While the podcast is edited to make it seem as if they are recapping in the same room, they actually record from their respective homes while looking at each other on FaceTime. Because they wanted to spare their listeners their early attempts at mastering the digital form, Mitchell says they shelved the first five or six installments. “The sound is horrible,” says Mitchell. “I sound like I’m in a tunnel,” says Arnold adding that another distraction is that Gryffindor, her pet Maltese, can often be heard barking loudly in the background. “I’ve often thought, ‘Why did we keep that in there?” asks Arnold. “Why didn’t you tell me to have him shut up?’”
Since the beginning they have shown a talent for unexpected digressions, but this was something they initially had qualms about after reading an iTunes review that criticized them for not staying on message. Other parts of the internet were more reassuring. “On Instagram and Facebook and Twitter they say, ‘I live for your tangents, like when you spent 20 minutes talking about the time Kimberly got a Q-tip stuck in her ear,’” says Arnold. “So we figured out that they want to hear the story [of the ‘Dateline’ episode], but they also want to just listen to us talk.”
These days, though, they average about 20,000 downloads an episode. Some listeners turn to the podcast looking for real-life murder mystery companionship.
“A lot of people write in and say ‘My friends won’t watch ‘Dateline’ with me. I’m by myself at my apartment screaming to no one. So I go and listen to you guys,’” says Arnold, adding that they have fans in Canada, the United Kingdom, Norway and Australia, a country where “Dateline” isn’t even broadcast.
“I feel like ‘Dateline’ is a universal language,” says Mitchell.
Recently, the pair began what they’ve categorized as a “special project,” a spin-off podcast called “A Date With the Bake,” where they recap episodes of “The Great British Baking Show.” They’ve cobbled together an income stream by way of Patreon subscribers and sponsors like Care/Of vitamins and the organic feminine hygiene company LOLA. By trade, Mitchell is a stylist, and Arnold, who was director Garry Marshall’s personal assistant for 12 years, pays the bills, in part, through her cross-stitch company on Etsy called Stitches Be Krazy. That said, they are now close to quitting their day jobs and making podcasting their full-time occupation.
Along the way, the pair have left a breadcrumb trail of personal details for listeners. For instance, Arnold’s doting mother, Joni, can still do the splits. Mitchell has a husband, Oliver, and an undisclosed number of cats who also interrupt the podcast. But it’s not surprising that after recapping more than 117 episodes of a series that specializes in gruesome murder, abject tragedy, heists and elaborate scams that the pair have absorbed many of its lessons.

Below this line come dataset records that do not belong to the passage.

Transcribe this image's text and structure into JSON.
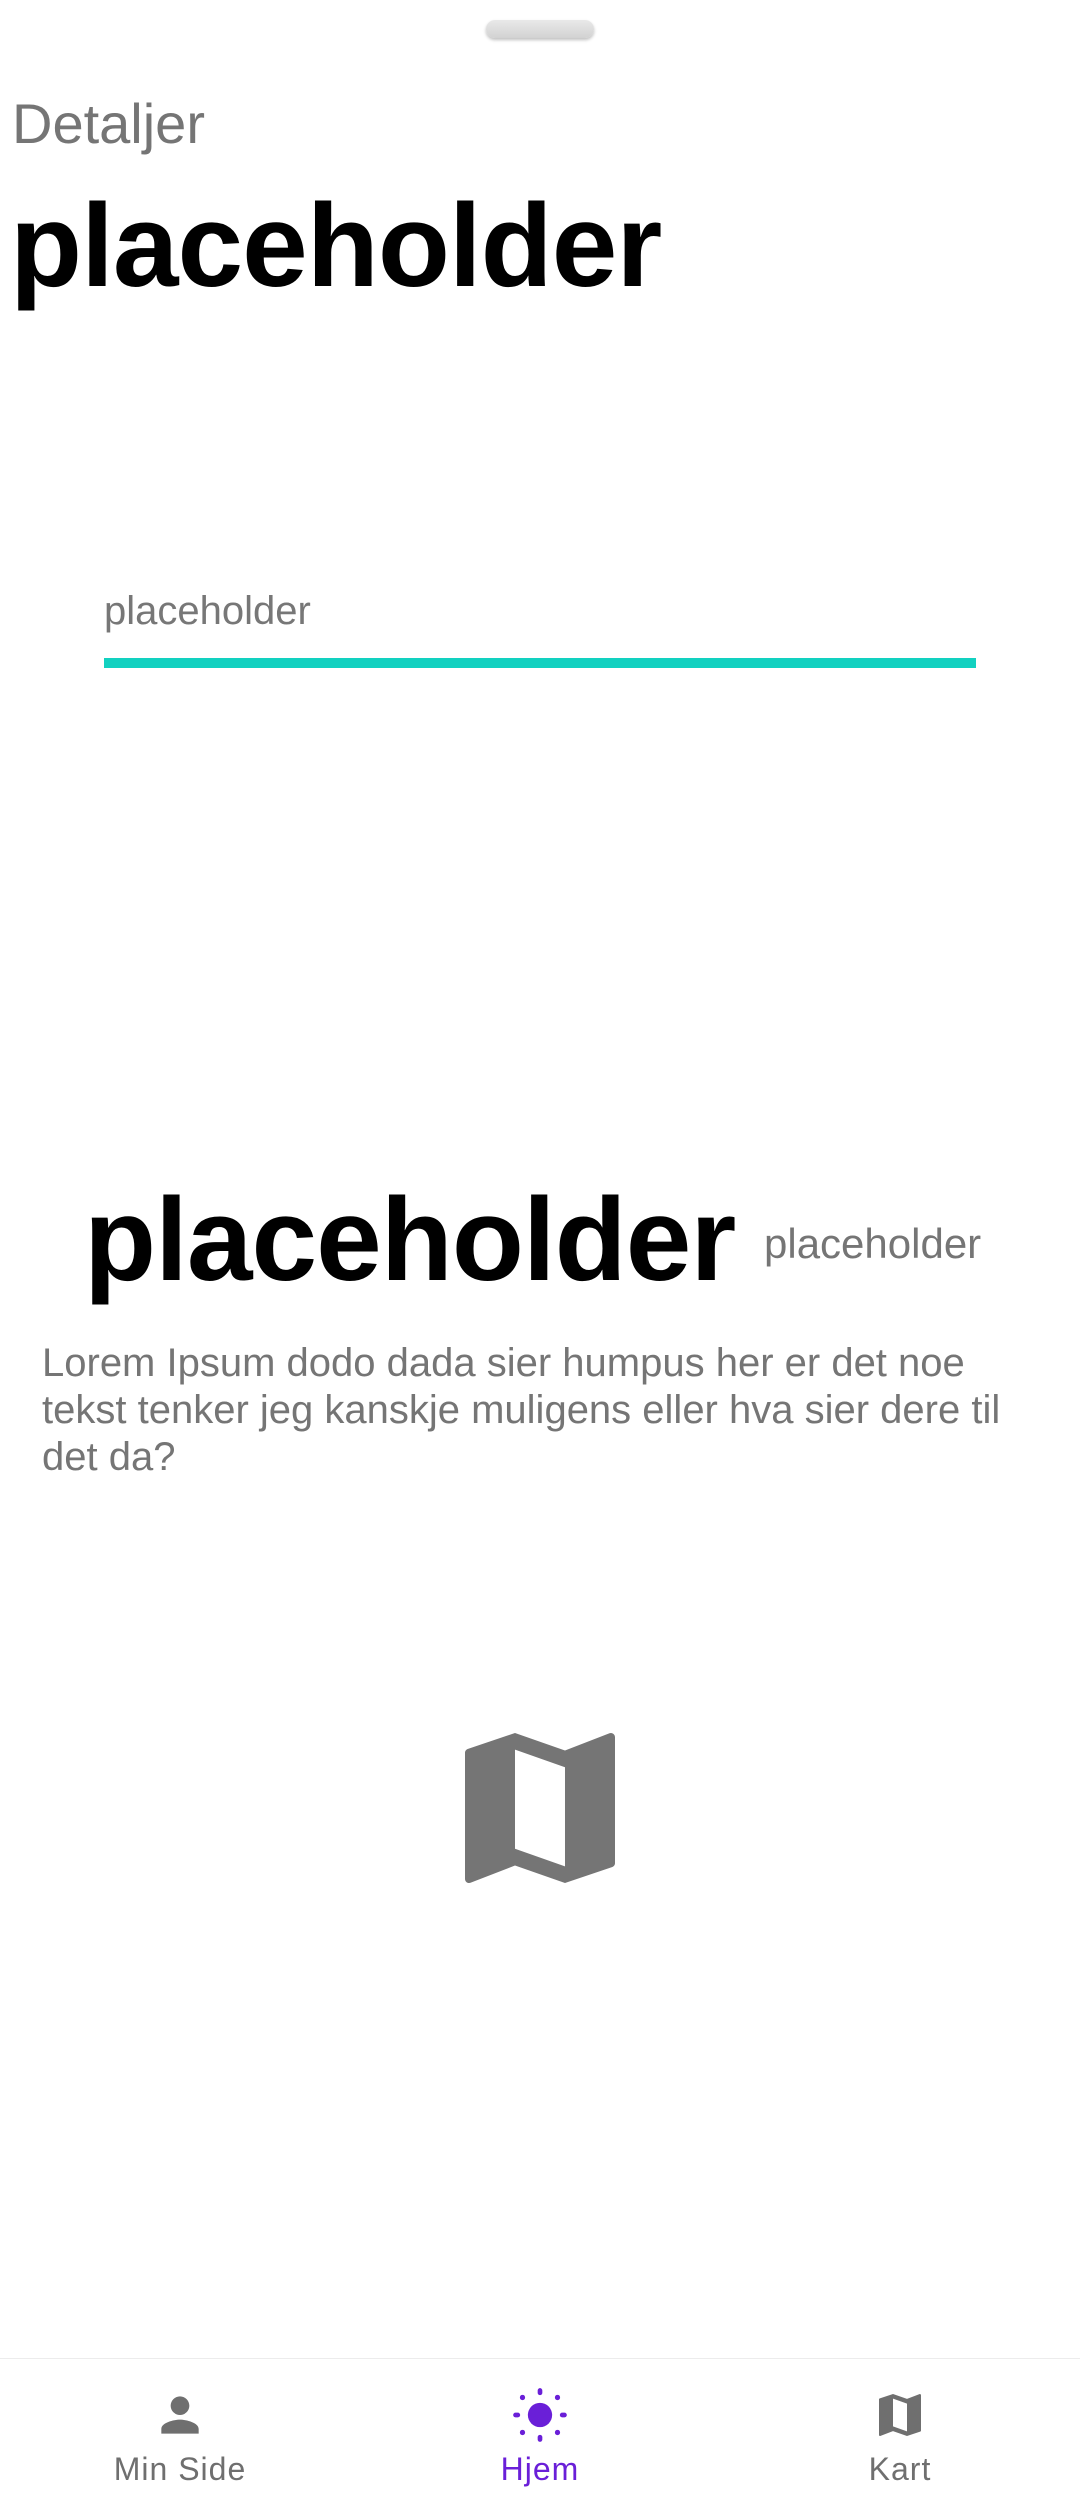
{
  "sheet": {
    "section_label": "Detaljer",
    "title": "placeholder"
  },
  "input": {
    "placeholder": "placeholder",
    "value": "",
    "underline_color": "#12d1c0"
  },
  "details": {
    "big_value": "placeholder",
    "side_value": "placeholder",
    "description": "Lorem Ipsum dodo dada sier humpus her er det noe tekst tenker jeg kanskje muligens eller hva sier dere til det da?",
    "illustration_icon": "map-icon"
  },
  "bottom_nav": {
    "active_color": "#6a1fd8",
    "inactive_color": "#6f6f6f",
    "items": [
      {
        "label": "Min Side",
        "icon": "person-icon",
        "active": false
      },
      {
        "label": "Hjem",
        "icon": "sun-icon",
        "active": true
      },
      {
        "label": "Kart",
        "icon": "map-icon",
        "active": false
      }
    ]
  }
}
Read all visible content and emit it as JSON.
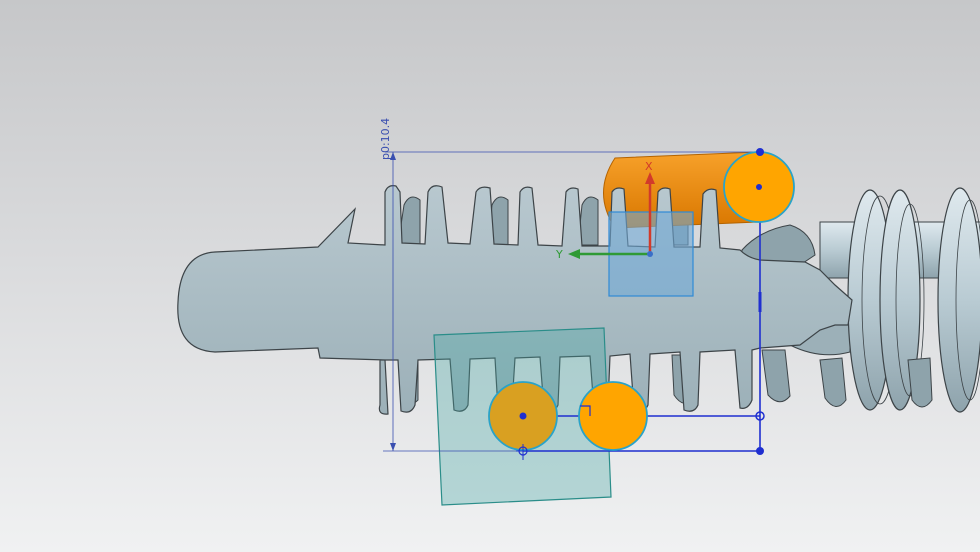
{
  "viewport": {
    "background_top": "#c6c7c9",
    "background_bottom": "#f0f1f2"
  },
  "dimension": {
    "label": "p0:10.4",
    "color": "#3a4fb0"
  },
  "csys": {
    "x_label": "X",
    "y_label": "Y",
    "x_color": "#d23a2a",
    "y_color": "#2f9a35",
    "z_color": "#3a6fc8"
  },
  "colors": {
    "part_body": "#a9bcc4",
    "part_edge": "#3d4448",
    "sketch_circle_fill": "#ffa500",
    "sketch_circle_edge": "#2aa3c8",
    "sketch_line": "#1f2fd0",
    "datum_plane": "#4aa9a6",
    "cylinder": "#f08c00"
  },
  "icons": {
    "constraint": "perpendicular-icon",
    "point": "sketch-point-icon"
  }
}
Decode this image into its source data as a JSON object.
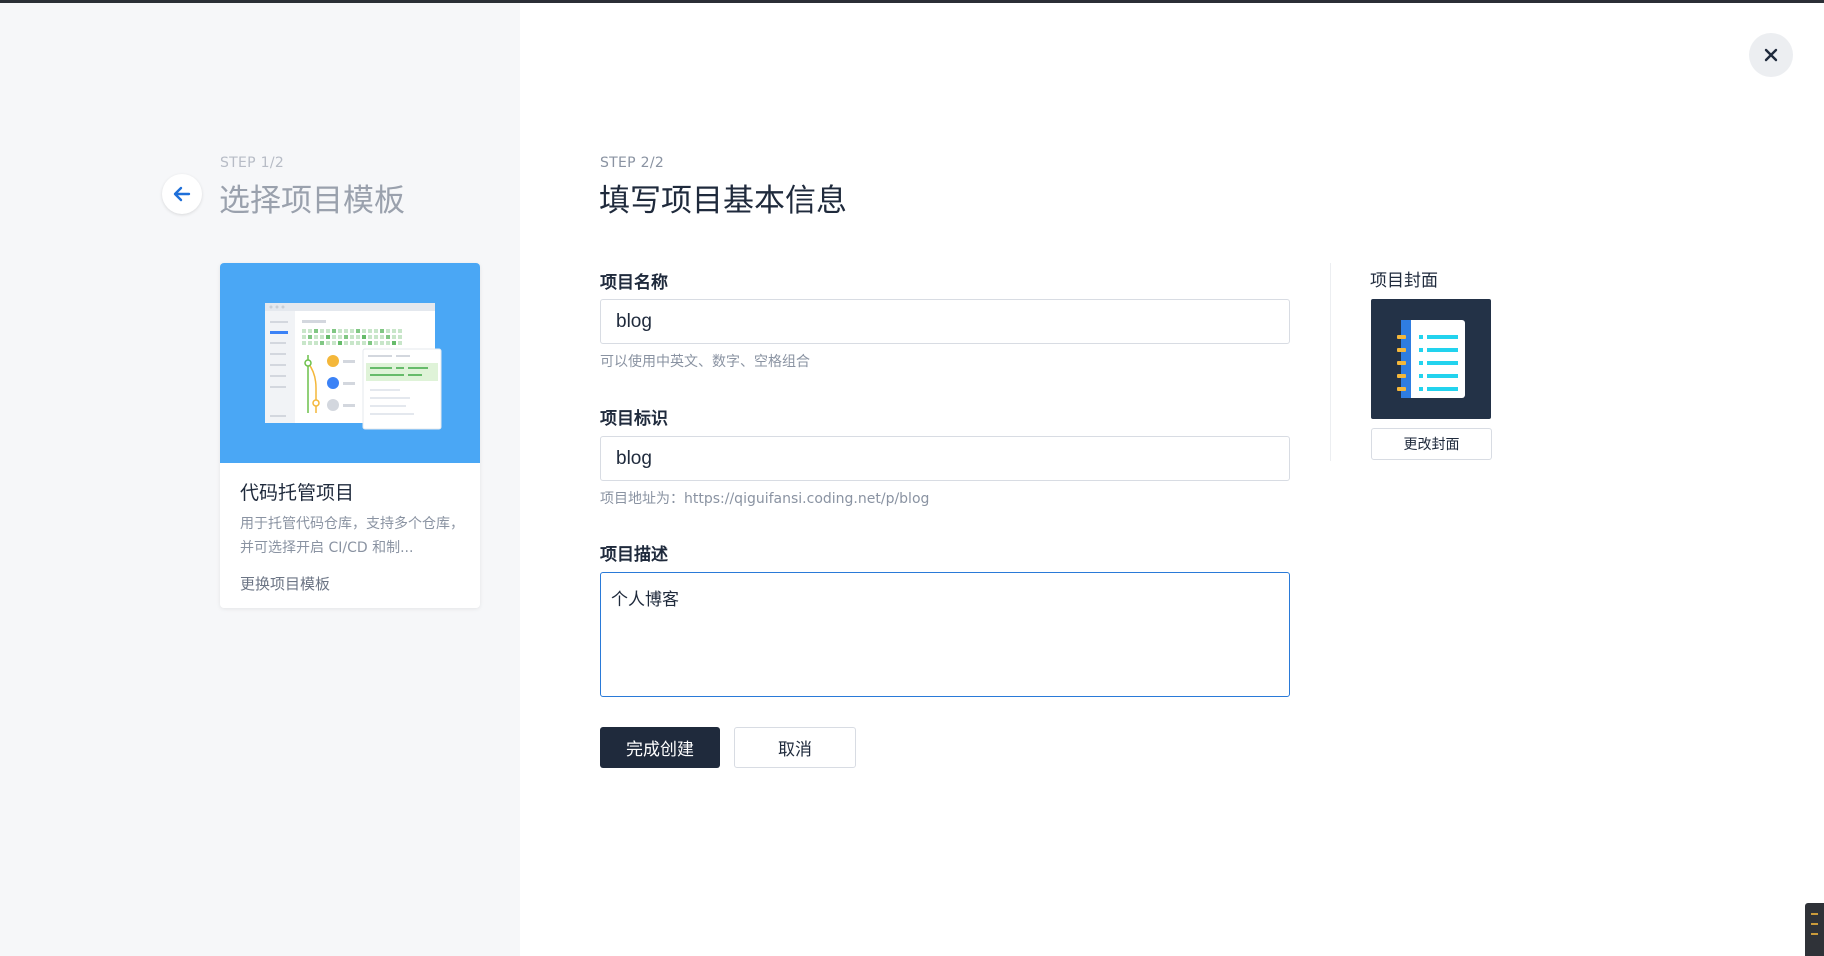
{
  "left": {
    "step": "STEP 1/2",
    "title": "选择项目模板",
    "template": {
      "name": "代码托管项目",
      "description": "用于托管代码仓库，支持多个仓库，并可选择开启 CI/CD 和制...",
      "change_label": "更换项目模板"
    }
  },
  "main": {
    "step": "STEP 2/2",
    "title": "填写项目基本信息",
    "name_field": {
      "label": "项目名称",
      "value": "blog",
      "hint": "可以使用中英文、数字、空格组合"
    },
    "id_field": {
      "label": "项目标识",
      "value": "blog",
      "hint": "项目地址为：https://qiguifansi.coding.net/p/blog"
    },
    "desc_field": {
      "label": "项目描述",
      "value": "个人博客"
    },
    "submit_label": "完成创建",
    "cancel_label": "取消"
  },
  "cover": {
    "label": "项目封面",
    "change_label": "更改封面"
  },
  "colors": {
    "primary": "#1f2a3c",
    "accent_blue": "#4aa7f5",
    "focus_border": "#2a7ad8",
    "cover_bg": "#233247",
    "cover_lines": "#22d3ee",
    "cover_bookmarks": "#f4b73a"
  },
  "icons": {
    "back": "arrow-left-icon",
    "close": "close-icon"
  }
}
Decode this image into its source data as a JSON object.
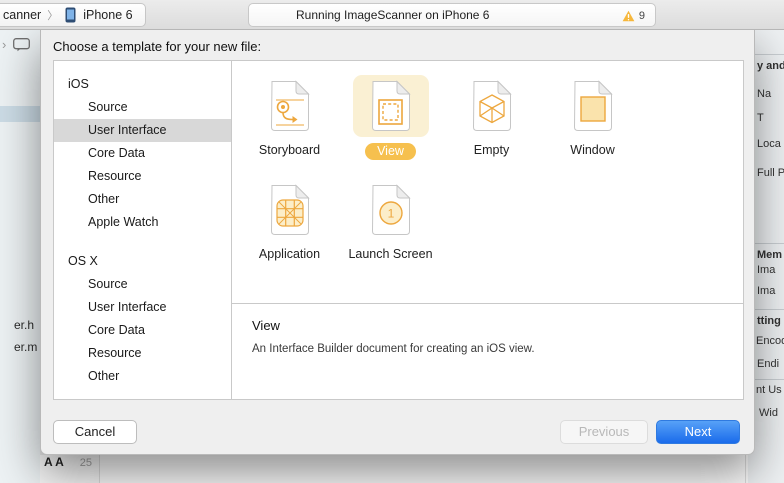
{
  "toolbar": {
    "scheme_fragment": "canner",
    "chevron": "〉",
    "destination": "iPhone 6",
    "activity_text": "Running ImageScanner on iPhone 6",
    "warning_count": "9"
  },
  "navigator": {
    "chevron": "›",
    "files": [
      "er.h",
      "er.m"
    ]
  },
  "editor": {
    "gutter_chars": "A A",
    "line_number": "25"
  },
  "inspector": {
    "fragments": [
      {
        "text": "y and"
      },
      {
        "text": "Na"
      },
      {
        "text": "T"
      },
      {
        "text": "Loca"
      },
      {
        "text": "Full P"
      },
      {
        "text": "Mem"
      },
      {
        "text": "Ima"
      },
      {
        "text": "Ima"
      },
      {
        "text": "tting"
      },
      {
        "text": "Encod"
      },
      {
        "text": "Endi"
      },
      {
        "text": "nt Us"
      },
      {
        "text": "Wid"
      }
    ]
  },
  "dialog": {
    "title": "Choose a template for your new file:",
    "sidebar": {
      "sections": [
        {
          "label": "iOS",
          "items": [
            "Source",
            "User Interface",
            "Core Data",
            "Resource",
            "Other",
            "Apple Watch"
          ]
        },
        {
          "label": "OS X",
          "items": [
            "Source",
            "User Interface",
            "Core Data",
            "Resource",
            "Other"
          ]
        }
      ],
      "selected_item": "User Interface"
    },
    "templates": [
      {
        "label": "Storyboard",
        "selected": false
      },
      {
        "label": "View",
        "selected": true
      },
      {
        "label": "Empty",
        "selected": false
      },
      {
        "label": "Window",
        "selected": false
      },
      {
        "label": "Application",
        "selected": false
      },
      {
        "label": "Launch Screen",
        "selected": false
      }
    ],
    "launch_screen_number": "1",
    "description": {
      "title": "View",
      "text": "An Interface Builder document for creating an iOS view."
    },
    "buttons": {
      "cancel": "Cancel",
      "previous": "Previous",
      "next": "Next"
    }
  },
  "colors": {
    "accent_orange": "#EDA73E",
    "selected_cell_bg": "#FAF0D3",
    "selected_pill": "#F6C04E",
    "sidebar_selected": "#D8D8D8",
    "next_button_blue": "#2F7DEF",
    "warning_yellow": "#F6B73C"
  }
}
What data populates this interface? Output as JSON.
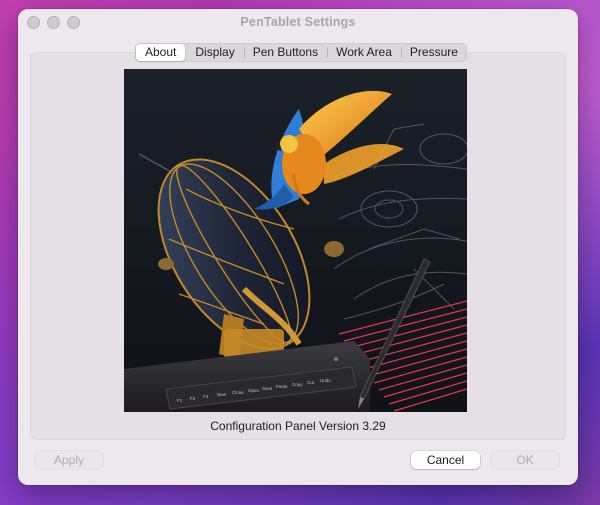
{
  "window": {
    "title": "PenTablet Settings"
  },
  "tabs": [
    {
      "label": "About",
      "active": true
    },
    {
      "label": "Display",
      "active": false
    },
    {
      "label": "Pen Buttons",
      "active": false
    },
    {
      "label": "Work Area",
      "active": false
    },
    {
      "label": "Pressure",
      "active": false
    }
  ],
  "about": {
    "caption": "Configuration Panel Version 3.29",
    "tablet_keys": [
      "F1",
      "F2",
      "F3",
      "New",
      "Close",
      "Open",
      "Save",
      "Paste",
      "Copy",
      "Cut",
      "Undo"
    ]
  },
  "buttons": {
    "apply": "Apply",
    "cancel": "Cancel",
    "ok": "OK"
  },
  "colors": {
    "accent_laser": "#e0394c",
    "parrot_blue": "#2f7fd8",
    "parrot_orange": "#f0a12a"
  }
}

“It’s not a good thing to accept a beverage from a spouse,” says Arnold, only half-joking. “Never date online or tell your spouse you have life insurance,” adds Mitchell. “And don’t let your smile light up a room. That’s the kiss of death right there.”
In fact, since the podcast’s inception they identify themselves only as Kimberly and Katie. Why did it take them two years to go public with their last names?
“We’re paranoid,” explains Arnold, with a tiny hint of apology in her voice. “We’ve watched too much ‘Dateline.’”